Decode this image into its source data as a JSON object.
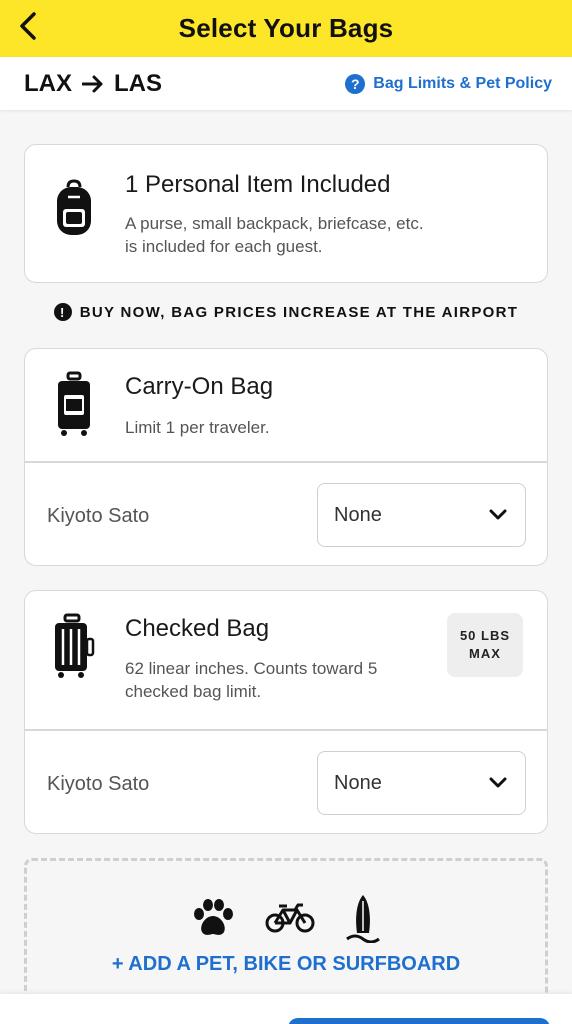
{
  "header": {
    "title": "Select Your Bags",
    "back_icon": "chevron-left-icon"
  },
  "route": {
    "origin": "LAX",
    "destination": "LAS",
    "arrow_icon": "arrow-right-icon",
    "policy_link": "Bag Limits & Pet Policy",
    "policy_icon": "question-circle-icon"
  },
  "personal_item": {
    "title": "1 Personal Item Included",
    "description_line1": "A purse, small backpack, briefcase, etc.",
    "description_line2": "is included for each guest.",
    "icon": "backpack-icon"
  },
  "warning": {
    "text": "BUY NOW, BAG PRICES INCREASE AT THE AIRPORT",
    "icon": "exclamation-circle-icon"
  },
  "carry_on": {
    "title": "Carry-On Bag",
    "description": "Limit 1 per traveler.",
    "icon": "carry-on-suitcase-icon",
    "traveler": "Kiyoto Sato",
    "selected": "None"
  },
  "checked": {
    "title": "Checked Bag",
    "description_line1": "62 linear inches. Counts toward 5",
    "description_line2": "checked bag limit.",
    "icon": "checked-suitcase-icon",
    "badge_line1": "50 LBS",
    "badge_line2": "MAX",
    "traveler": "Kiyoto Sato",
    "selected": "None"
  },
  "special_items": {
    "icons": [
      "paw-icon",
      "bicycle-icon",
      "surfboard-icon"
    ],
    "link": "+ ADD A PET, BIKE OR SURFBOARD"
  },
  "colors": {
    "header_yellow": "#fde528",
    "link_blue": "#1f6fcf"
  }
}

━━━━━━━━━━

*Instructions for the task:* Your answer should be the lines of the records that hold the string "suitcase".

*Solution to this exercise:*
    "icon": "carry-on-suitcase-icon",
    "icon": "checked-suitcase-icon",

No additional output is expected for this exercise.